    The screening recommendations for prostate cancer are subject to periodic change. Because of this, and because a man’s personalized recommendations are unique, men may consider talking to their physicians about when and how often they should get screened.

    A physician can perform a digital rectal exam , which involves palpating the prostate gland. This exam may sometimes allow the doctor to feel abnormalities such as lumps.

    Another screening test for prostate cancer is a blood test that measures the level of a man’s prostate specific antigen (PSA). High PSA levels may sometimes indicate prostate cancer. However, high PSA levels can be caused by many other factors, including prostate infections and enlargement.

    The signs and symptoms of prostate cancer

    Early on, prostate cancer may not cause noticeable health issues. As the cancer slowly grows, the following urinary problems may develop:

    • Frequent urination, including during the night
    • Impaired ability to start the flow of urine
    • Weakened urinary stream
    • Painful urination
    • Bloody urine
    • Urinary incontinence

    Other possible signs and symptoms of prostate cancer include erectile dysfunction, painful ejaculation and unexplainable back pain. Many other medical conditions can cause symptoms like these, but it’s still a good idea to consult a doctor when unusual changes in health develop.

    Our accredited Cancer Care program provides much more than superior, state-of-the-art oncology services. At Sunrise Hospital and Medical Center in Las Vegas, our dedicated oncology unit provides all the comforts of home for our valued patients and their families. You can request a physician referral by calling a registered nurse at (702) 233-5300.

  • Make running work for your health

    Running is an effective way to strengthen your heart and the muscles throughout your body. If you plan to go out jogging in the Las Vegas area this summer, take a few precautions to reduce your risk of injuries and heat-related illnesses. The emergency care doctors and nurses at Sunrise Hospital and Medical Center sincerely hope you enjoy a healthy and fun-filled summer!

    Create a smart running program

    If you have a medical condition, such as a heart problem, consider talking to your physician before starting or changing an exercise program. In addition, you can reduce your risk of sports injuries by warming up and cooling down, and by gradually increasing the intensity of your workout. If you’re having trouble staying motivated, consider looking for a workout buddy or joining a local running club.

    Reduce your risk of heat-related illnesses

    The summer heat in Las Vegas can be overpowering. Taking the following precautions will help you beat the heat while you’re out running . However, you should still keep your cell phone with you, just in case you need to call for emergency care.

    • Drink water before, during and after your workout
    • Consume sources of electrolytes, such as coconut water or sports drinks
    • Run in the early morning or evening
    • Run indoors on a treadmill during very hot days
    • Stop and seek shade if you feel dizzy, nauseous or overly fatigued

    Prevent UV damage

    It only takes a few minutes to apply sunscreen, but those few minutes can help spare you from the pain and anxiety of dealing with skin cancer.

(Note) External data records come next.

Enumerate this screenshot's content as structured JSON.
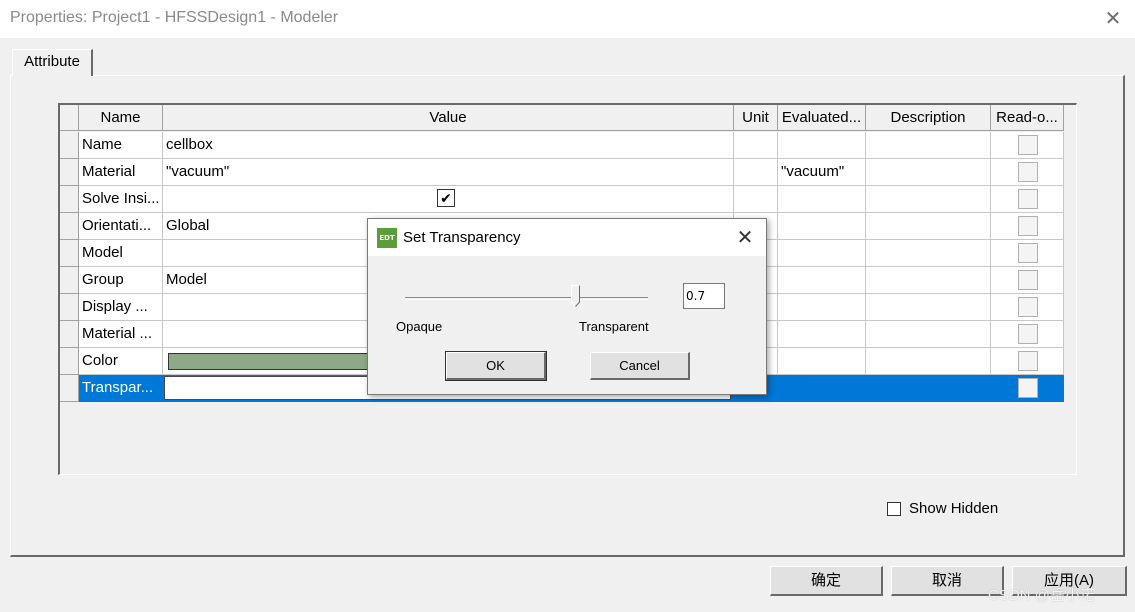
{
  "window": {
    "title": "Properties: Project1 - HFSSDesign1 - Modeler",
    "close_glyph": "✕"
  },
  "tab": {
    "label": "Attribute"
  },
  "table": {
    "headers": [
      "Name",
      "Value",
      "Unit",
      "Evaluated...",
      "Description",
      "Read-o..."
    ],
    "rows": [
      {
        "name": "Name",
        "value": "cellbox",
        "unit": "",
        "evaluated": "",
        "description": ""
      },
      {
        "name": "Material",
        "value": "\"vacuum\"",
        "unit": "",
        "evaluated": "\"vacuum\"",
        "description": ""
      },
      {
        "name": "Solve Insi...",
        "value": "",
        "unit": "",
        "evaluated": "",
        "description": "",
        "value_checked": true
      },
      {
        "name": "Orientati...",
        "value": "Global",
        "unit": "",
        "evaluated": "",
        "description": ""
      },
      {
        "name": "Model",
        "value": "",
        "unit": "",
        "evaluated": "",
        "description": ""
      },
      {
        "name": "Group",
        "value": "Model",
        "unit": "",
        "evaluated": "",
        "description": ""
      },
      {
        "name": "Display ...",
        "value": "",
        "unit": "",
        "evaluated": "",
        "description": ""
      },
      {
        "name": "Material ...",
        "value": "",
        "unit": "",
        "evaluated": "",
        "description": ""
      },
      {
        "name": "Color",
        "value": "",
        "unit": "",
        "evaluated": "",
        "description": "",
        "swatch_color": "#8fa888"
      },
      {
        "name": "Transpar...",
        "value": "",
        "unit": "",
        "evaluated": "",
        "description": "",
        "selected": true
      }
    ],
    "check_glyph": "✔"
  },
  "show_hidden": {
    "label": "Show Hidden",
    "checked": false
  },
  "buttons": {
    "ok": "确定",
    "cancel": "取消",
    "apply": "应用(A)"
  },
  "watermark": "CSDN @岳小诺",
  "dialog": {
    "title": "Set Transparency",
    "icon_text": "EDT",
    "close_glyph": "✕",
    "value": "0.7",
    "slider_value": 0.7,
    "min_label": "Opaque",
    "max_label": "Transparent",
    "ok": "OK",
    "cancel": "Cancel"
  },
  "colors": {
    "selection": "#0078d7",
    "swatch": "#8fa888",
    "icon": "#5a9e3a"
  }
}
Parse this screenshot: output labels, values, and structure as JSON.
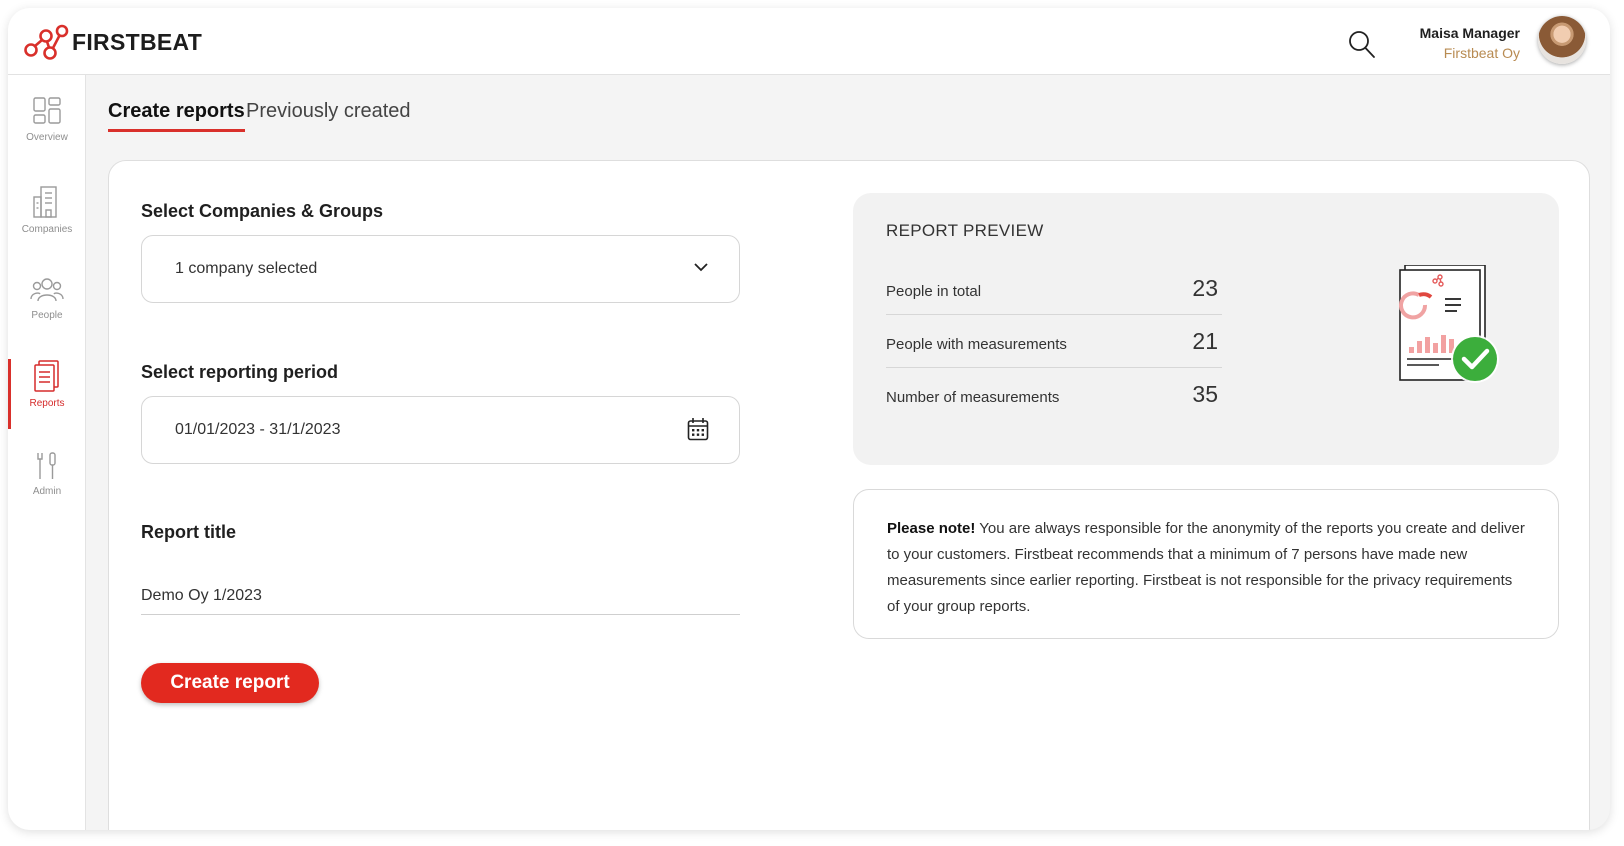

Choose a broad-spectrum sunscreen that is sweat-resistant, and reapply it every 30 minutes. Additionally, consider jogging with sunglasses to protect your eyes from UV damage.

    Protect yourself from traffic accidents

    If you’re running on a road, you should always face oncoming traffic. Avoid wearing headphones or earbuds, as your hearing can help you detect and avoid potential traffic collisions.

    Athletes who do suffer serious medical problems in the Las Vegas area can always count on the emergency care physicians at Sunrise Hospital and Medical Center. Our emergency care team consistently maintains ER wait times below the national average. Call 911 for medical emergencies or call (702) 233-5300 for non-emergent questions about our hospital services.